> [Description of the task]
Output all of the records again, exactly as written.
•••
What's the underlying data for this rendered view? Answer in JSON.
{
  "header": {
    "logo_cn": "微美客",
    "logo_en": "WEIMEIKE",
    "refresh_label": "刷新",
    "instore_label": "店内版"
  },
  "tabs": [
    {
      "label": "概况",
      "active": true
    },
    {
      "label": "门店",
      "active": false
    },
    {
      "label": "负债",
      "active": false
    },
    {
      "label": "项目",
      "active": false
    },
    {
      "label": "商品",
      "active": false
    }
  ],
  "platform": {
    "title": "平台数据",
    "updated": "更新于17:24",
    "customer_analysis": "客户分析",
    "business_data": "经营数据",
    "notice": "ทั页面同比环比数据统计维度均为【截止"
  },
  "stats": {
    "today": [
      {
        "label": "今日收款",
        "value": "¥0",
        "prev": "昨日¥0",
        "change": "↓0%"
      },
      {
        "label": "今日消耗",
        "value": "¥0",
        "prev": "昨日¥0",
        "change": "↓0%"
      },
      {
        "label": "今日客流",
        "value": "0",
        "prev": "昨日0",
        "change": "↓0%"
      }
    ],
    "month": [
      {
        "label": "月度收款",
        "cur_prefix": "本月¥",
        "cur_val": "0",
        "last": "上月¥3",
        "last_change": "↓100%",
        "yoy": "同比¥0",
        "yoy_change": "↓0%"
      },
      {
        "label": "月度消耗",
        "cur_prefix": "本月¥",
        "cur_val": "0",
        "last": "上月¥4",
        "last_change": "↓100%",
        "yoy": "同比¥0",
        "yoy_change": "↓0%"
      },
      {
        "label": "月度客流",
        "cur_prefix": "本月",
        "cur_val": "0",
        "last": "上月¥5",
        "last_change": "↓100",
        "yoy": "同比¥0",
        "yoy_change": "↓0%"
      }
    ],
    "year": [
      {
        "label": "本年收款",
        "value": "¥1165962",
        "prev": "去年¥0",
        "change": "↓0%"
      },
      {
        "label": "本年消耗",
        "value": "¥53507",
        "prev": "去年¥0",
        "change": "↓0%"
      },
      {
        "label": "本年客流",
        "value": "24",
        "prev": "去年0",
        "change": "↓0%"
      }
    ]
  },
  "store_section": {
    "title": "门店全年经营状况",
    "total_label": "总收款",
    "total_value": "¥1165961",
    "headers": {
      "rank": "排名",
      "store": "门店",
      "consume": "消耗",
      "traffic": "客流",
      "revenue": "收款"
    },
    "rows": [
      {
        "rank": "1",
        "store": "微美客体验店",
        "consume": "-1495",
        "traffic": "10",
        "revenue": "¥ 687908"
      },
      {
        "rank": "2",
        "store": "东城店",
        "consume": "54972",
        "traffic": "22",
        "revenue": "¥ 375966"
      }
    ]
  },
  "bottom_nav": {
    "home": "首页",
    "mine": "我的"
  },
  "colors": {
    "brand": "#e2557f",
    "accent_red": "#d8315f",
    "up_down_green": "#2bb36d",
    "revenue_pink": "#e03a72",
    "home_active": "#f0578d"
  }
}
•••
> [Result]
What's the underlying data for this rendered view? Answer in JSON.
{
  "header": {
    "logo_cn": "微美客",
    "logo_en": "WEIMEIKE",
    "refresh_label": "刷新",
    "instore_label": "店内版"
  },
  "tabs": [
    {
      "label": "概况",
      "active": true
    },
    {
      "label": "门店",
      "active": false
    },
    {
      "label": "负债",
      "active": false
    },
    {
      "label": "项目",
      "active": false
    },
    {
      "label": "商品",
      "active": false
    }
  ],
  "platform": {
    "title": "平台数据",
    "updated": "更新于17:24",
    "customer_analysis": "客户分析",
    "business_data": "经营数据",
    "notice": "ทั页面同比环比数据统计维度均为【截止"
  },
  "stats": {
    "today": [
      {
        "label": "今日收款",
        "value": "¥0",
        "prev": "昨日¥0",
        "change": "↓0%"
      },
      {
        "label": "今日消耗",
        "value": "¥0",
        "prev": "昨日¥0",
        "change": "↓0%"
      },
      {
        "label": "今日客流",
        "value": "0",
        "prev": "昨日0",
        "change": "↓0%"
      }
    ],
    "month": [
      {
        "label": "月度收款",
        "cur_prefix": "本月¥",
        "cur_val": "0",
        "last": "上月¥3",
        "last_change": "↓100%",
        "yoy": "同比¥0",
        "yoy_change": "↓0%"
      },
      {
        "label": "月度消耗",
        "cur_prefix": "本月¥",
        "cur_val": "0",
        "last": "上月¥4",
        "last_change": "↓100%",
        "yoy": "同比¥0",
        "yoy_change": "↓0%"
      },
      {
        "label": "月度客流",
        "cur_prefix": "本月",
        "cur_val": "0",
        "last": "上月¥5",
        "last_change": "↓100",
        "yoy": "同比¥0",
        "yoy_change": "↓0%"
      }
    ],
    "year": [
      {
        "label": "本年收款",
        "value": "¥1165962",
        "prev": "去年¥0",
        "change": "↓0%"
      },
      {
        "label": "本年消耗",
        "value": "¥53507",
        "prev": "去年¥0",
        "change": "↓0%"
      },
      {
        "label": "本年客流",
        "value": "24",
        "prev": "去年0",
        "change": "↓0%"
      }
    ]
  },
  "store_section": {
    "title": "门店全年经营状况",
    "total_label": "总收款",
    "total_value": "¥1165961",
    "headers": {
      "rank": "排名",
      "store": "门店",
      "consume": "消耗",
      "traffic": "客流",
      "revenue": "收款"
    },
    "rows": [
      {
        "rank": "1",
        "store": "微美客体验店",
        "consume": "-1495",
        "traffic": "10",
        "revenue": "¥ 687908"
      },
      {
        "rank": "2",
        "store": "东城店",
        "consume": "54972",
        "traffic": "22",
        "revenue": "¥ 375966"
      }
    ]
  },
  "bottom_nav": {
    "home": "首页",
    "mine": "我的"
  },
  "colors": {
    "brand": "#e2557f",
    "accent_red": "#d8315f",
    "up_down_green": "#2bb36d",
    "revenue_pink": "#e03a72",
    "home_active": "#f0578d"
  }
}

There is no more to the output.